Something that never ceases to fascinate me about Kakadu National Park is the length of time that Bininj – Indigenous people living in northern Kakadu – have been living here.
On a warm day I really enjoy heading up to Anbangbang Shelter in the Nourlangie region, which has been used as a seasonal living area by Bininj for at least 20,000 years!
It’s cool, dry and spacious and it’s easy to imagine people sitting around campfires, talking, cooking and making baskets and spears, whilst the torrential downpours of monsoonal rainstorms occur outside.
An archaeological dig in 1981 uncovered stone tools and a wide variety of animal bones and other organic materials, demonstrating how Bininj have adapted their lifestyle to the changing climate since before the time of the last ice age when the climate was cooler and more arid.
Even after visiting the shelter many times I’m still struck by the notion that perhaps 800 generations of Bininj have been able to maintain their connections with this place, all the while looking after country and continuing their cultural traditions.
I often come away with new perspectives into the meaning of home, habitation, culture and indeed my own place on earth.
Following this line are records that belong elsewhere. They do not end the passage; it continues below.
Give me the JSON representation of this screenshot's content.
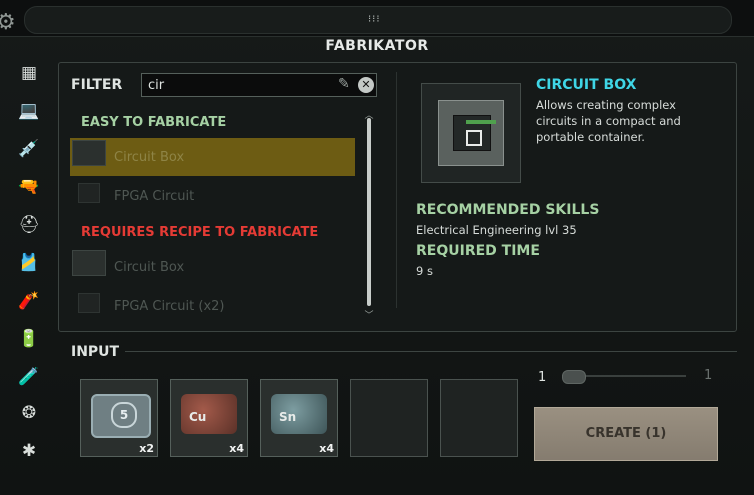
{
  "window": {
    "title": "FABRIKATOR"
  },
  "sidebar": {
    "items": [
      {
        "name": "all-categories-icon",
        "glyph": "▦"
      },
      {
        "name": "electronics-icon",
        "glyph": "💻"
      },
      {
        "name": "medical-icon",
        "glyph": "💉"
      },
      {
        "name": "weapons-icon",
        "glyph": "🔫"
      },
      {
        "name": "diving-gear-icon",
        "glyph": "⛑"
      },
      {
        "name": "equipment-icon",
        "glyph": "🎽"
      },
      {
        "name": "ammo-icon",
        "glyph": "🧨"
      },
      {
        "name": "power-icon",
        "glyph": "🔋"
      },
      {
        "name": "materials-icon",
        "glyph": "🧪"
      },
      {
        "name": "misc-icon",
        "glyph": "❂"
      },
      {
        "name": "other-icon",
        "glyph": "✱"
      }
    ]
  },
  "filter": {
    "label": "FILTER",
    "value": "cir"
  },
  "sections": {
    "easy": {
      "title": "EASY TO FABRICATE",
      "items": [
        {
          "label": "Circuit Box",
          "selected": true
        },
        {
          "label": "FPGA Circuit",
          "selected": false
        }
      ]
    },
    "recipe": {
      "title": "REQUIRES RECIPE TO FABRICATE",
      "items": [
        {
          "label": "Circuit Box",
          "selected": false
        },
        {
          "label": "FPGA Circuit (x2)",
          "selected": false
        }
      ]
    }
  },
  "details": {
    "name": "CIRCUIT BOX",
    "description": "Allows creating complex circuits in a compact and portable container.",
    "skills_heading": "RECOMMENDED SKILLS",
    "skills_value": "Electrical Engineering lvl 35",
    "time_heading": "REQUIRED TIME",
    "time_value": "9 s"
  },
  "input": {
    "label": "INPUT",
    "slots": [
      {
        "symbol": "5",
        "qty": "x2",
        "kind": "plastic"
      },
      {
        "symbol": "Cu",
        "qty": "x4",
        "kind": "copper"
      },
      {
        "symbol": "Sn",
        "qty": "x4",
        "kind": "tin"
      },
      {
        "symbol": "",
        "qty": "",
        "kind": "empty"
      },
      {
        "symbol": "",
        "qty": "",
        "kind": "empty"
      }
    ]
  },
  "stepper": {
    "value": "1",
    "max": "1"
  },
  "create_button": "CREATE (1)",
  "colors": {
    "accent_green": "#a6d1a4",
    "accent_red": "#e53b35",
    "accent_cyan": "#3fd6e6",
    "selected_row": "#6d5c13"
  }
}
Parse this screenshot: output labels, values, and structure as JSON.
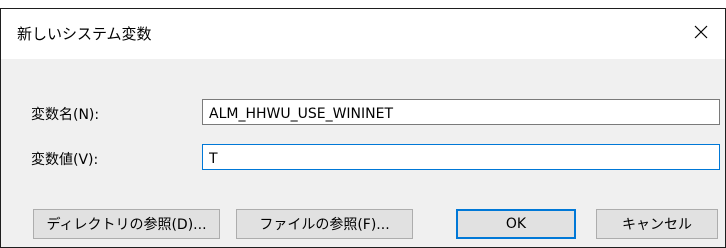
{
  "dialog": {
    "title": "新しいシステム変数",
    "close_icon": "close-icon"
  },
  "fields": {
    "name_label": "変数名(N):",
    "name_value": "ALM_HHWU_USE_WININET",
    "value_label": "変数値(V):",
    "value_value": "T"
  },
  "buttons": {
    "browse_directory": "ディレクトリの参照(D)...",
    "browse_file": "ファイルの参照(F)...",
    "ok": "OK",
    "cancel": "キャンセル"
  },
  "colors": {
    "focus_accent": "#0078d7",
    "content_bg": "#f0f0f0",
    "button_bg": "#e1e1e1"
  }
}
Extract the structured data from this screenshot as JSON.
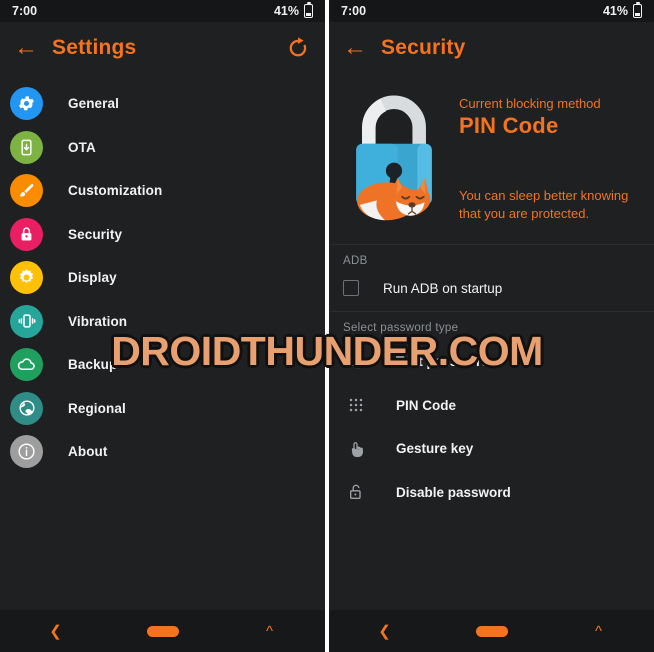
{
  "status_bar": {
    "time": "7:00",
    "battery_percent": "41%",
    "battery_icon": "battery-icon"
  },
  "left_panel": {
    "appbar": {
      "back_icon": "back-arrow-icon",
      "title": "Settings",
      "restore_icon": "restore-icon"
    },
    "menu": [
      {
        "label": "General",
        "icon": "gear-icon",
        "color": "#2196f3"
      },
      {
        "label": "OTA",
        "icon": "phone-download-icon",
        "color": "#7cb342"
      },
      {
        "label": "Customization",
        "icon": "brush-icon",
        "color": "#fb8c00"
      },
      {
        "label": "Security",
        "icon": "lock-icon",
        "color": "#e91e63"
      },
      {
        "label": "Display",
        "icon": "sun-icon",
        "color": "#ffc107"
      },
      {
        "label": "Vibration",
        "icon": "vibrate-icon",
        "color": "#26a69a"
      },
      {
        "label": "Backup",
        "icon": "cloud-icon",
        "color": "#1fa05e"
      },
      {
        "label": "Regional",
        "icon": "globe-icon",
        "color": "#2f8c87"
      },
      {
        "label": "About",
        "icon": "info-icon",
        "color": "#9e9e9e"
      }
    ]
  },
  "right_panel": {
    "appbar": {
      "back_icon": "back-arrow-icon",
      "title": "Security"
    },
    "hero": {
      "illustration": "padlock-with-sleeping-fox-illustration",
      "caption": "Current blocking method",
      "value": "PIN Code",
      "note": "You can sleep better knowing that you are protected."
    },
    "adb_section": {
      "header": "ADB",
      "checkbox_label": "Run ADB on startup",
      "checkbox_checked": false
    },
    "password_section": {
      "header": "Select password type",
      "options": [
        {
          "label": "Text password",
          "icon": "keyboard-icon"
        },
        {
          "label": "PIN Code",
          "icon": "dot-grid-icon"
        },
        {
          "label": "Gesture key",
          "icon": "touch-hand-icon"
        },
        {
          "label": "Disable password",
          "icon": "unlock-icon"
        }
      ]
    }
  },
  "nav_bar": {
    "back_icon": "nav-back-icon",
    "home_icon": "nav-home-pill",
    "recents_icon": "nav-up-icon"
  },
  "watermark": {
    "text": "DROIDTHUNDER.COM"
  },
  "colors": {
    "accent": "#f4731f",
    "background": "#1e2022",
    "status_bg": "#141618",
    "watermark": "#e8a070"
  }
}
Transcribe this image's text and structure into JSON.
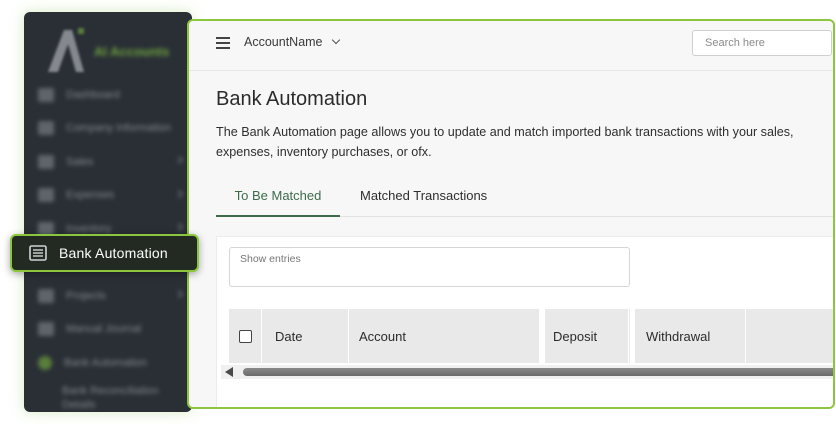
{
  "sidebar": {
    "brand": "AI Accounts",
    "items": [
      {
        "label": "Dashboard",
        "icon": "dashboard-icon",
        "has_chevron": false
      },
      {
        "label": "Company Information",
        "icon": "company-icon",
        "has_chevron": false
      },
      {
        "label": "Sales",
        "icon": "sales-icon",
        "has_chevron": true
      },
      {
        "label": "Expenses",
        "icon": "expenses-icon",
        "has_chevron": true
      },
      {
        "label": "Inventory",
        "icon": "inventory-icon",
        "has_chevron": true
      },
      {
        "label": "Projects",
        "icon": "projects-icon",
        "has_chevron": true
      },
      {
        "label": "Manual Journal",
        "icon": "journal-icon",
        "has_chevron": false
      },
      {
        "label": "Bank Automation",
        "icon": "bank-icon",
        "has_chevron": false
      }
    ],
    "sub_item": "Bank Reconciliation Details",
    "highlighted": {
      "label": "Bank Automation",
      "icon": "bank-automation-icon"
    }
  },
  "topbar": {
    "account_name": "AccountName",
    "search_placeholder": "Search here"
  },
  "page": {
    "title": "Bank Automation",
    "description": "The Bank Automation page allows you to update and match imported bank transactions with your sales, expenses, inventory purchases, or ofx."
  },
  "tabs": [
    {
      "label": "To Be Matched",
      "active": true
    },
    {
      "label": "Matched Transactions",
      "active": false
    }
  ],
  "table": {
    "show_entries_label": "Show entries",
    "columns": [
      "Date",
      "Account",
      "Deposit",
      "Withdrawal"
    ]
  },
  "colors": {
    "accent": "#8cc63f",
    "sidebar_bg": "#2a2f36",
    "active_tab": "#3d6b4a"
  }
}
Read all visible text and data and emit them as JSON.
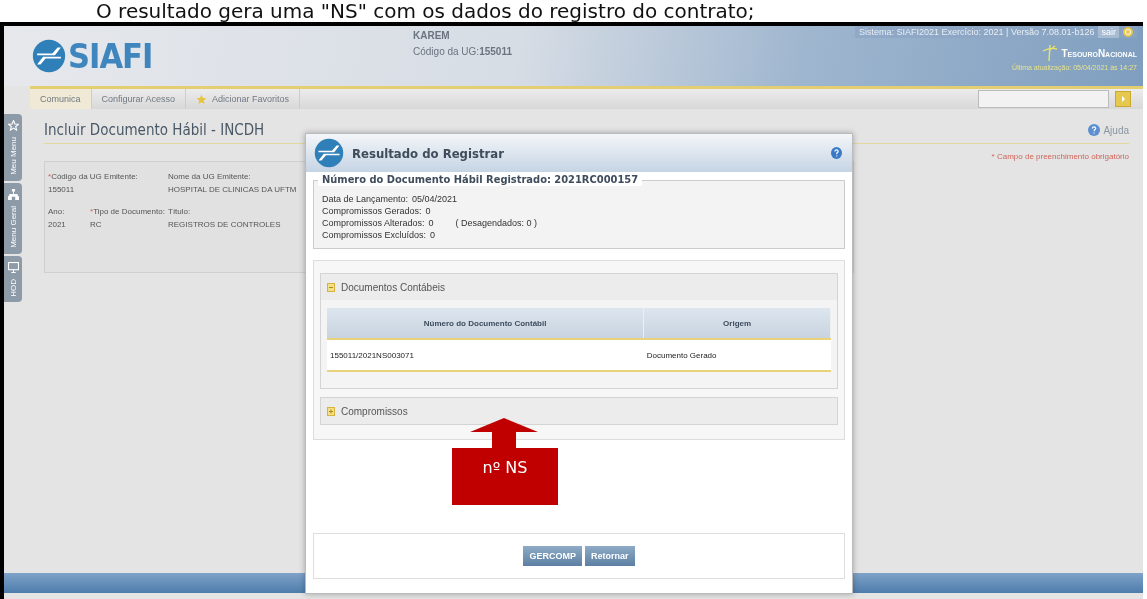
{
  "caption": "O resultado gera uma \"NS\" com os dados do registro do contrato;",
  "header": {
    "logo": "SIAFI",
    "user": "KAREM",
    "ug_label": "Código da UG:",
    "ug_code": "155011",
    "system_info": "Sistema: SIAFI2021 Exercício: 2021 | Versão 7.08.01-b126",
    "logout": "sair",
    "brand": "TesouroNacional",
    "last_update": "Última atualização: 05/04/2021 às 14:27"
  },
  "nav": {
    "tabs": [
      {
        "label": "Comunica",
        "selected": true,
        "kind": "plain"
      },
      {
        "label": "Configurar Acesso",
        "selected": false,
        "kind": "plain"
      },
      {
        "label": "Adicionar Favoritos",
        "selected": false,
        "kind": "favorite"
      }
    ]
  },
  "side_tabs": [
    {
      "label": "Meu Menu",
      "kind": "star"
    },
    {
      "label": "Menu Geral",
      "kind": "tree"
    },
    {
      "label": "HOD",
      "kind": "monitor"
    }
  ],
  "page": {
    "title": "Incluir Documento Hábil - INCDH",
    "help": "Ajuda",
    "required_note": "* Campo de preenchimento obrigatório",
    "rows": [
      [
        {
          "marker": "*",
          "label": "Código da UG Emitente:",
          "value": "155011"
        },
        "",
        {
          "label": "Nome da UG Emitente:",
          "value": "HOSPITAL DE CLINICAS DA UFTM"
        }
      ],
      [
        {
          "label": "Ano:",
          "value": "2021"
        },
        {
          "marker": "*",
          "label": "Tipo de Documento:",
          "value": "RC"
        },
        {
          "label": "Título:",
          "value": "REGISTROS DE CONTROLES"
        }
      ]
    ]
  },
  "modal": {
    "title": "Resultado do Registrar",
    "legend": "Número do Documento Hábil Registrado: 2021RC000157",
    "lines": [
      {
        "label": "Data de Lançamento:",
        "value": "05/04/2021"
      },
      {
        "label": "Compromissos Gerados:",
        "value": "0"
      },
      {
        "label": "Compromissos Alterados:",
        "value": "0",
        "extra": "( Desagendados: 0 )"
      },
      {
        "label": "Compromissos Excluídos:",
        "value": "0"
      }
    ],
    "sections": [
      {
        "title": "Documentos Contábeis",
        "expanded": true,
        "columns": [
          "Número do Documento Contábil",
          "Origem"
        ],
        "rows": [
          [
            "155011/2021NS003071",
            "Documento Gerado"
          ]
        ]
      },
      {
        "title": "Compromissos",
        "expanded": false
      }
    ],
    "buttons": [
      "GERCOMP",
      "Retornar"
    ]
  },
  "annotation": {
    "label": "nº NS"
  }
}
Gary Scott, Seasonal Interpretation Ranger
Kakadu National Park